How to format your references using the Annual Review of Statistics and Its Application citation style

This is a short guide how to format citations and the bibliography in a manuscript for Annual Review of Statistics and Its Application. For a complete guide how to prepare your manuscript refer to the journal's instructions to authors.

Using reference management software

Typically you don't format your citations and bibliography by hand. The easiest way is to use a reference manager:

PaperpileThe citation style is built in and you can choose it in Settings > Citation Style or Paperpile > Citation Style in Google Docs.
EndNoteFind the style here: output styles overview
Mendeley, Zotero, Papers, and othersThe style is either built in or you can download a CSL file that is supported by most references management programs.
BibTeXBibTeX syles are usually part of a LaTeX template. Check the instructions to authors if the publisher offers a LaTeX template for this journal.

Journal articles

Those examples are references to articles in scholarly journals and how they are supposed to appear in your bibliography.

Not all journals organize their published articles in volumes and issues, so these fields are optional. Some electronic journals do not provide a page range, but instead list an article identifier. In a case like this it's safe to use the article identifier instead of the page range.

A journal article with 1 author
1.
Favero I. 2015. Optomechanics: Listening to quantum grains of sound. Nature. 520(7548):441–42
A journal article with 2 authors
1.
Peñuelas J, Filella I. 2001. Phenology. Responses to a warming world. Science. 294(5543):793–95
A journal article with 3 authors
1.
Kaeberlein M, Rabinovitch PS, Martin GM. 2015. Healthy aging: The ultimate preventative medicine. Science. 350(6265):1191–93
A journal article with 7 or more authors
1.
Goldberg JL, Klassen MP, Hua Y, Barres BA. 2002. Amacrine-signaled loss of intrinsic axon growth ability by retinal ganglion cells. Science. 296(5574):1860–64

Books and book chapters

Here are examples of references for authored and edited books as well as book chapters.

An authored book
1.
Joyce PM, Lipton D. 2013. Lamentations Through the Centuries. Oxford: Blackwell Publishing Ltd
An edited book
1.
Chatterjee M, Kashfi K, eds. 2012. Cell Signaling & Molecular Targets in Cancer. New York, NY: Springer. XII, 328 p p. 1st ed.
A chapter in an edited book
1.
Dingsøyr T. 2009. Strategies and Approaches for Managing Architectural Knowledge. In Software Architecture Knowledge Management: Theory and Practice, ed M Ali Babar, T Dingsøyr, P Lago, H van Vliet, pp. 59–68. Berlin, Heidelberg: Springer

Web sites

Sometimes references to web sites should appear directly in the text rather than in the bibliography. Refer to the Instructions to authors for Annual Review of Statistics and Its Application.

Blog post
1.
Luntz S. 2014. Ash Borer Trapped By Quest For Sex. IFLScience

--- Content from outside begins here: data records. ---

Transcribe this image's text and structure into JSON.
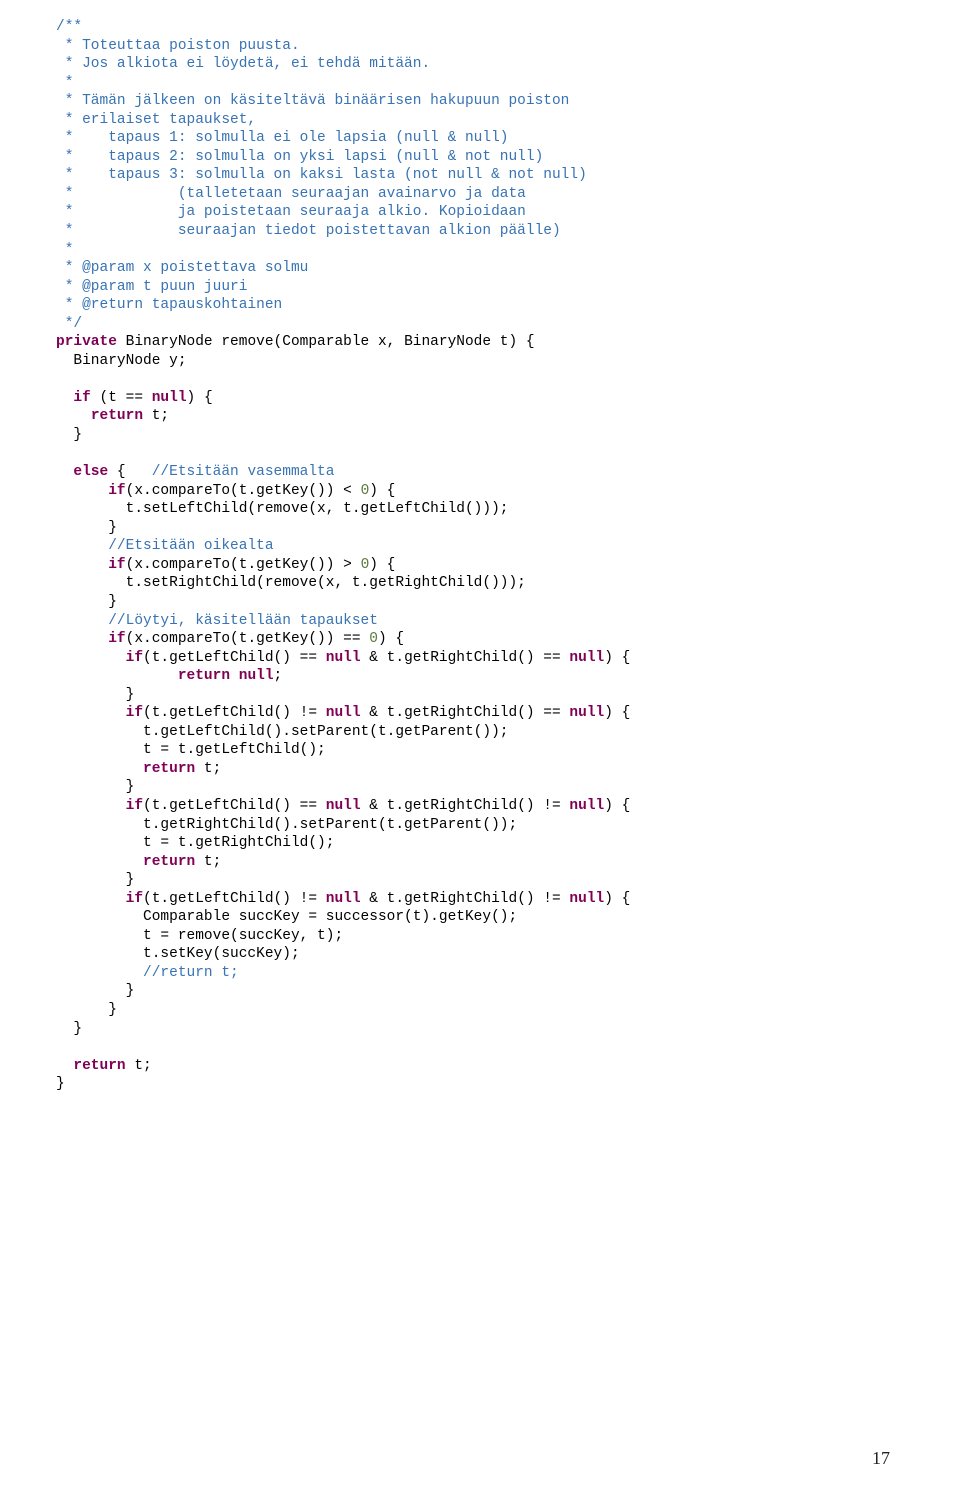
{
  "comment": {
    "l01": "/**",
    "l02": " * Toteuttaa poiston puusta.",
    "l03": " * Jos alkiota ei löydetä, ei tehdä mitään.",
    "l04": " *",
    "l05": " * Tämän jälkeen on käsiteltävä binäärisen hakupuun poiston",
    "l06": " * erilaiset tapaukset,",
    "l07": " *    tapaus 1: solmulla ei ole lapsia (null & null)",
    "l08": " *    tapaus 2: solmulla on yksi lapsi (null & not null)",
    "l09": " *    tapaus 3: solmulla on kaksi lasta (not null & not null)",
    "l10": " *            (talletetaan seuraajan avainarvo ja data",
    "l11": " *            ja poistetaan seuraaja alkio. Kopioidaan",
    "l12": " *            seuraajan tiedot poistettavan alkion päälle)",
    "l13": " *",
    "l14": " * @param x poistettava solmu",
    "l15": " * @param t puun juuri",
    "l16": " * @return tapauskohtainen",
    "l17": " */"
  },
  "kw": {
    "private": "private",
    "if": "if",
    "null": "null",
    "return": "return",
    "else": "else",
    "return_null": "return null"
  },
  "code": {
    "sig1": " BinaryNode remove(Comparable x, BinaryNode t) {",
    "sig2": "  BinaryNode y;",
    "if1_open": " (t == ",
    "if1_close": ") {",
    "return_t": " t;",
    "else_open": " {   ",
    "cmt_left": "//Etsitään vasemmalta",
    "cmp_lt_a": "(x.compareTo(t.getKey()) < ",
    "zero": "0",
    "cmp_lt_b": ") {",
    "set_left": "        t.setLeftChild(remove(x, t.getLeftChild()));",
    "close_b": "      }",
    "cmt_right": "//Etsitään oikealta",
    "cmp_gt_a": "(x.compareTo(t.getKey()) > ",
    "set_right": "        t.setRightChild(remove(x, t.getRightChild()));",
    "cmt_found": "//Löytyi, käsitellään tapaukset",
    "cmp_eq_a": "(x.compareTo(t.getKey()) == ",
    "case1_a": "(t.getLeftChild() == ",
    "case1_b": " & t.getRightChild() == ",
    "case1_c": ") {",
    "semi": ";",
    "close_bb": "        }",
    "case2_a": "(t.getLeftChild() != ",
    "case2_b": " & t.getRightChild() == ",
    "case2_set": "          t.getLeftChild().setParent(t.getParent());",
    "case2_ass": "          t = t.getLeftChild();",
    "case3_a": "(t.getLeftChild() == ",
    "case3_b": " & t.getRightChild() != ",
    "case3_set": "          t.getRightChild().setParent(t.getParent());",
    "case3_ass": "          t = t.getRightChild();",
    "case4_a": "(t.getLeftChild() != ",
    "case4_b": " & t.getRightChild() != ",
    "succ1": "          Comparable succKey = successor(t).getKey();",
    "succ2": "          t = remove(succKey, t);",
    "succ3": "          t.setKey(succKey);",
    "cmt_ret": "//return t;",
    "close_c": "      }",
    "close_d": "  }",
    "close_e": "}"
  },
  "pageNumber": "17"
}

Reports

This example shows the general structure used for government reports, technical reports, and scientific reports. If you can't locate the report number then it might be better to cite the report as a book. For reports it is usually not individual people that are credited as authors, but a governmental department or agency like "U. S. Food and Drug Administration" or "National Cancer Institute".

Government report
1.
Government Accountability Office. 1974. Problems Affecting Operations at the St. Louis Postal Data Center. B-180235, U.S. Government Printing Office, Washington, DC

Theses and dissertations

Theses including Ph.D. dissertations, Master's theses or Bachelor theses follow the basic format outlined below.

Doctoral dissertation
1.
Estrin JL. 2014. Sitting in the Fire: An Exploration of Soul-Making in Prison. Doctoral dissertation thesis. Pacifica Graduate Institute

News paper articles

Unlike scholarly journals, news papers do not usually have a volume and issue number. Instead, the full date and page number is required for a correct reference.

New York Times article
1.
Kelly C. 2014. Texas Noir, by Directors Who Aren’t From Texas. New York Times, May 18, p. A25B

In-text citations

References should be cited in the text by sequential numbers in parentheses:

This sentence cites one reference (1).
This sentence cites two references (1, 2).
This sentence cites four references (1–4).

About the journal

Full journal titleAnnual Review of Statistics and Its Application
AbbreviationAnnu. Rev. Stat. Appl.
ISSN (print)2326-8298
ISSN (online)2326-831X
ScopeStatistics, Probability and Uncertainty
Statistics and Probability

Other styles